* **What you will do**:
In the data below, locate each line with the word "Covid" and list it.

——————

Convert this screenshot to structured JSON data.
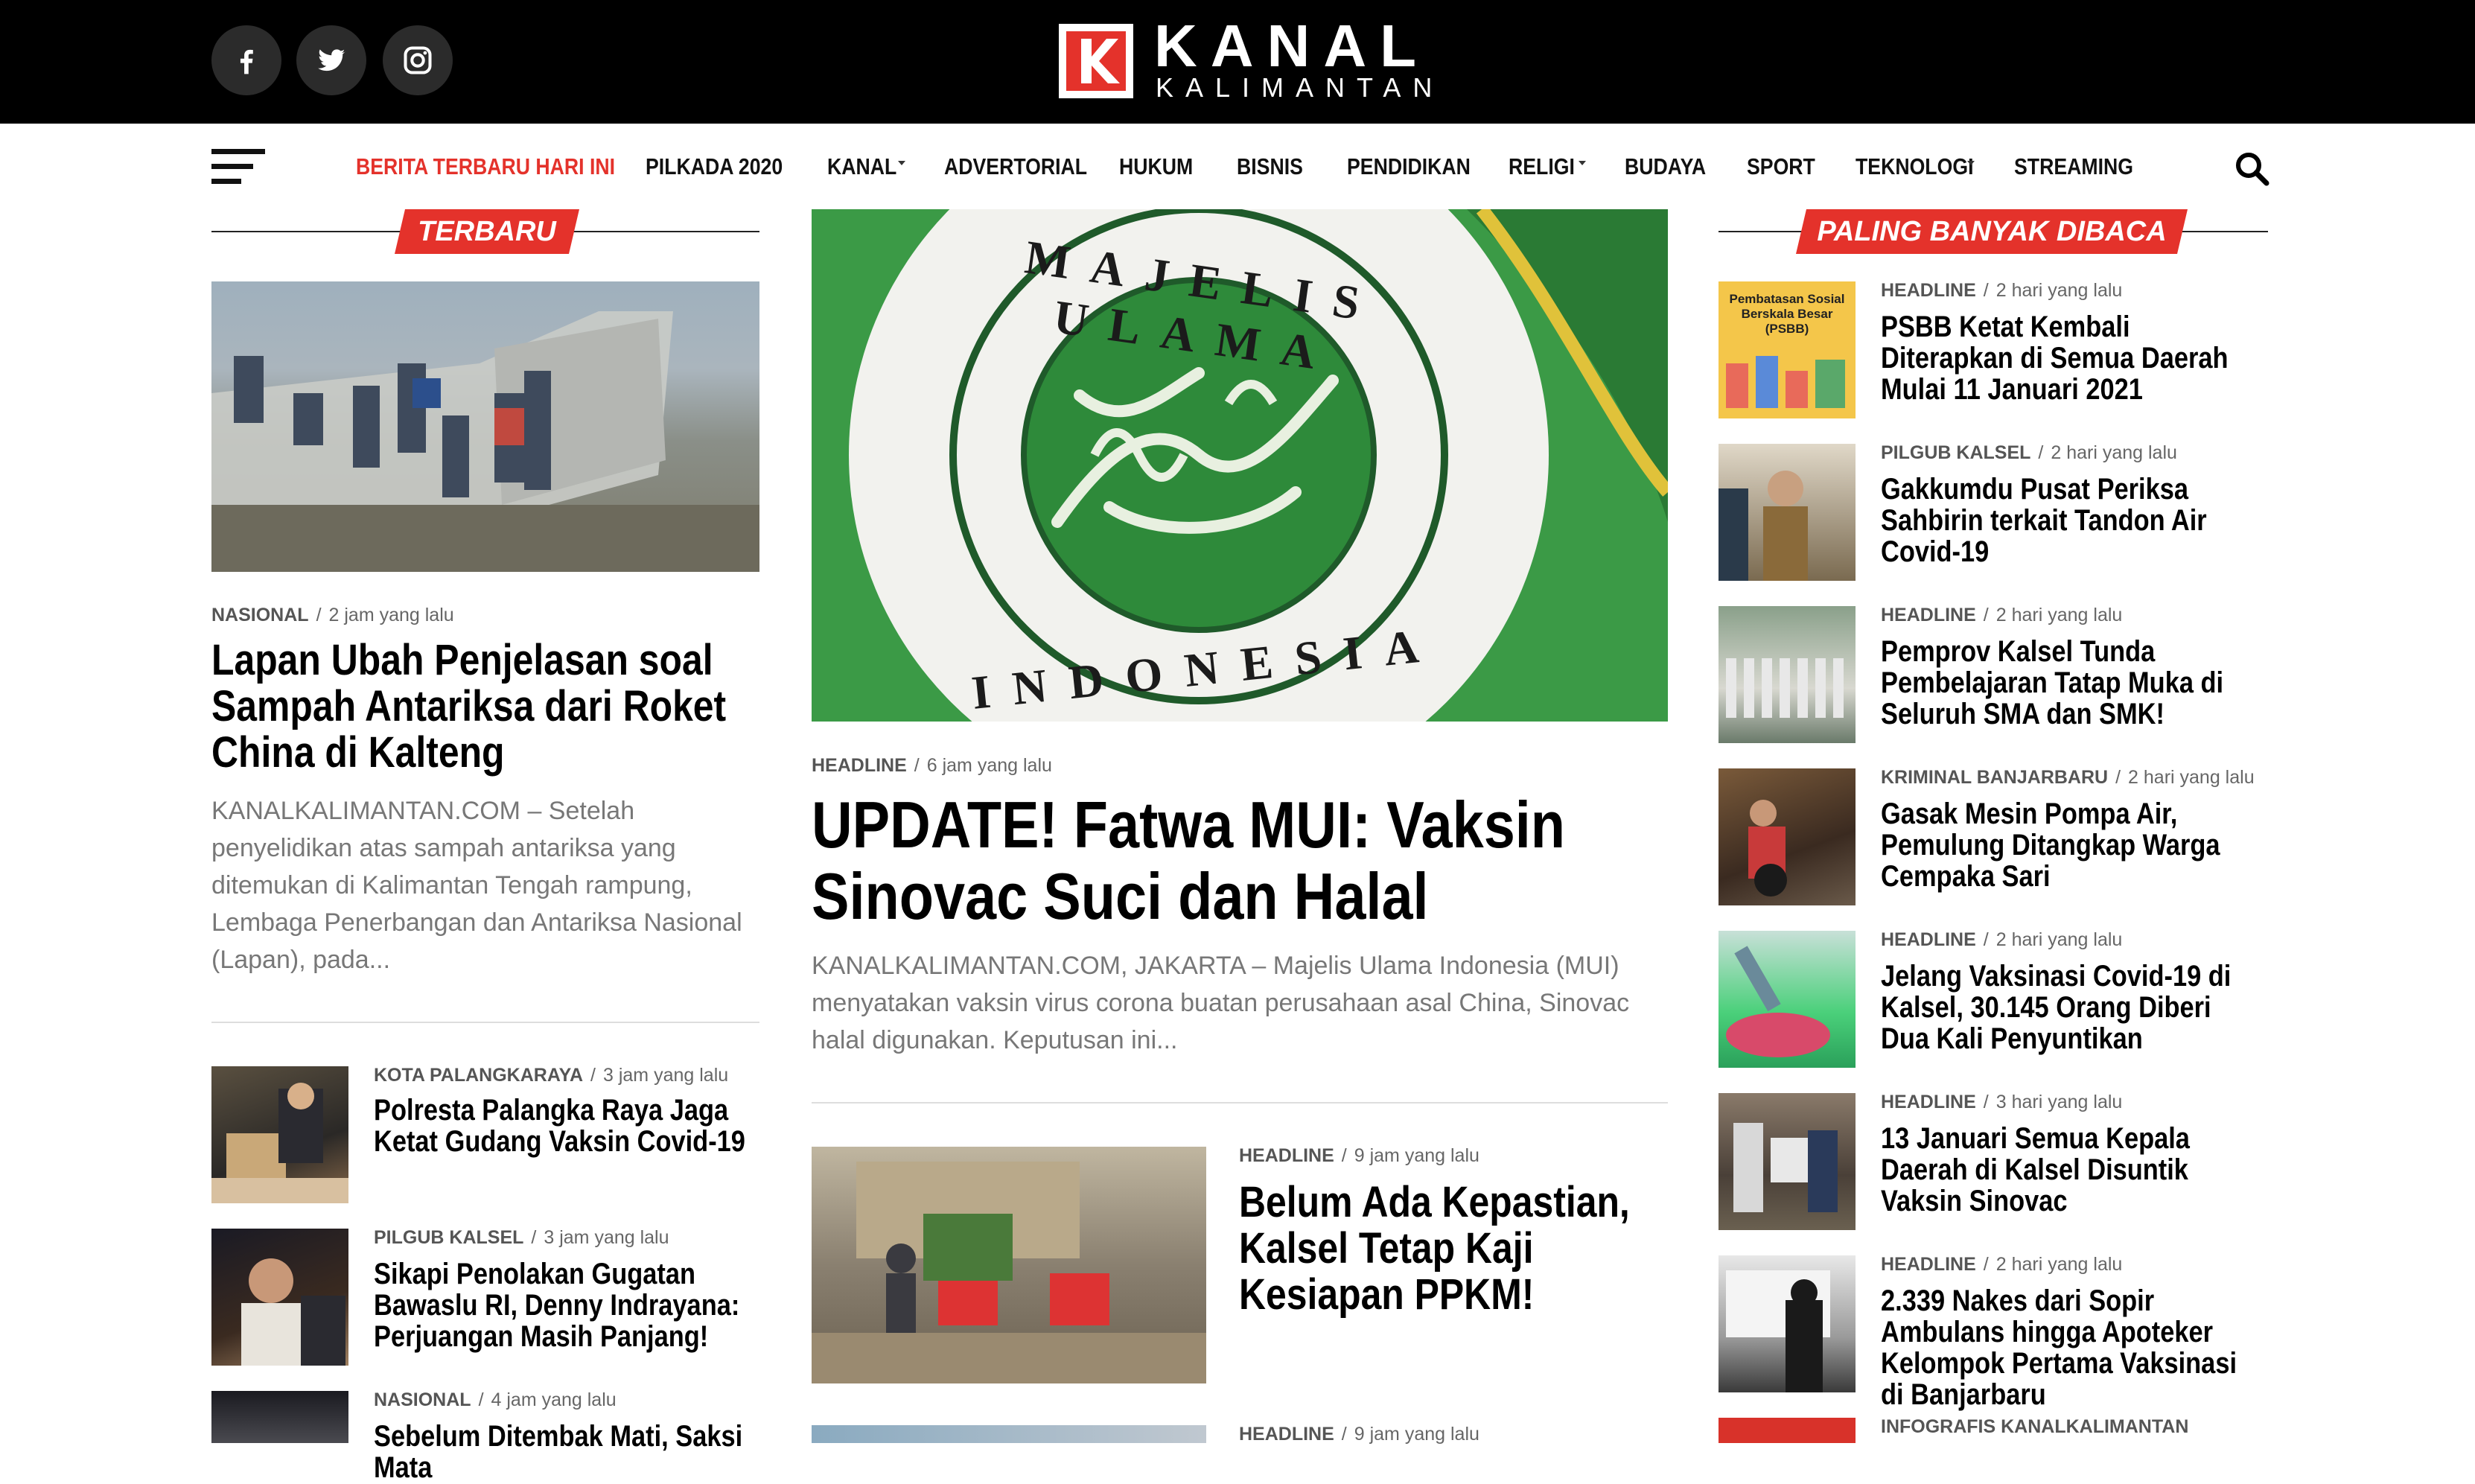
{
  "header": {
    "brand_title": "KANAL",
    "brand_subtitle": "KALIMANTAN",
    "social": [
      "facebook-icon",
      "twitter-icon",
      "instagram-icon"
    ]
  },
  "nav": {
    "items": [
      {
        "label": "BERITA TERBARU HARI INI",
        "active": true
      },
      {
        "label": "PILKADA 2020"
      },
      {
        "label": "KANAL",
        "dropdown": true
      },
      {
        "label": "ADVERTORIAL"
      },
      {
        "label": "HUKUM"
      },
      {
        "label": "BISNIS"
      },
      {
        "label": "PENDIDIKAN"
      },
      {
        "label": "RELIGI",
        "dropdown": true
      },
      {
        "label": "BUDAYA"
      },
      {
        "label": "SPORT"
      },
      {
        "label": "TEKNOLOGI",
        "dropdown": true
      },
      {
        "label": "STREAMING"
      }
    ]
  },
  "sections": {
    "left_label": "TERBARU",
    "right_label": "PALING BANYAK DIBACA"
  },
  "left": {
    "feature": {
      "category": "NASIONAL",
      "time": "2 jam yang lalu",
      "title": "Lapan Ubah Penjelasan soal Sampah Antariksa dari Roket China di Kalteng",
      "excerpt": "KANALKALIMANTAN.COM – Setelah penyelidikan atas sampah antariksa yang ditemukan di Kalimantan Tengah rampung, Lembaga Penerbangan dan Antariksa Nasional (Lapan), pada..."
    },
    "list": [
      {
        "category": "KOTA PALANGKARAYA",
        "time": "3 jam yang lalu",
        "title": "Polresta Palangka Raya Jaga Ketat Gudang Vaksin Covid-19"
      },
      {
        "category": "PILGUB KALSEL",
        "time": "3 jam yang lalu",
        "title": "Sikapi Penolakan Gugatan Bawaslu RI, Denny Indrayana: Perjuangan Masih Panjang!"
      },
      {
        "category": "NASIONAL",
        "time": "4 jam yang lalu",
        "title": "Sebelum Ditembak Mati, Saksi Mata"
      }
    ]
  },
  "center": {
    "hero": {
      "seal_top": "MAJELIS ULAMA",
      "seal_bottom": "INDONESIA",
      "category": "HEADLINE",
      "time": "6 jam yang lalu",
      "title": "UPDATE! Fatwa MUI: Vaksin Sinovac Suci dan Halal",
      "excerpt": "KANALKALIMANTAN.COM, JAKARTA – Majelis Ulama Indonesia (MUI) menyatakan vaksin virus corona buatan perusahaan asal China, Sinovac halal digunakan. Keputusan ini..."
    },
    "list": [
      {
        "category": "HEADLINE",
        "time": "9 jam yang lalu",
        "title": "Belum Ada Kepastian, Kalsel Tetap Kaji Kesiapan PPKM!"
      },
      {
        "category": "HEADLINE",
        "time": "9 jam yang lalu",
        "title": ""
      }
    ]
  },
  "right": {
    "list": [
      {
        "category": "HEADLINE",
        "time": "2 hari yang lalu",
        "title": "PSBB Ketat Kembali Diterapkan di Semua Daerah Mulai 11 Januari 2021",
        "thumb_text": "Pembatasan Sosial Berskala Besar (PSBB)"
      },
      {
        "category": "PILGUB KALSEL",
        "time": "2 hari yang lalu",
        "title": "Gakkumdu Pusat Periksa Sahbirin terkait Tandon Air Covid-19"
      },
      {
        "category": "HEADLINE",
        "time": "2 hari yang lalu",
        "title": "Pemprov Kalsel Tunda Pembelajaran Tatap Muka di Seluruh SMA dan SMK!"
      },
      {
        "category": "KRIMINAL BANJARBARU",
        "time": "2 hari yang lalu",
        "title": "Gasak Mesin Pompa Air, Pemulung Ditangkap Warga Cempaka Sari"
      },
      {
        "category": "HEADLINE",
        "time": "2 hari yang lalu",
        "title": "Jelang Vaksinasi Covid-19 di Kalsel, 30.145 Orang Diberi Dua Kali Penyuntikan"
      },
      {
        "category": "HEADLINE",
        "time": "3 hari yang lalu",
        "title": "13 Januari Semua Kepala Daerah di Kalsel Disuntik Vaksin Sinovac"
      },
      {
        "category": "HEADLINE",
        "time": "2 hari yang lalu",
        "title": "2.339 Nakes dari Sopir Ambulans hingga Apoteker Kelompok Pertama Vaksinasi di Banjarbaru"
      },
      {
        "category": "INFOGRAFIS KANALKALIMANTAN",
        "time": "",
        "title": ""
      }
    ]
  },
  "colors": {
    "accent": "#e4322b",
    "topbar": "#000000"
  }
}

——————

* **Answer box**:
        "title": "Polresta Palangka Raya Jaga Ketat Gudang Vaksin Covid-19"
        "title": "Gakkumdu Pusat Periksa Sahbirin terkait Tandon Air Covid-19"
        "title": "Jelang Vaksinasi Covid-19 di Kalsel, 30.145 Orang Diberi Dua Kali Penyuntikan"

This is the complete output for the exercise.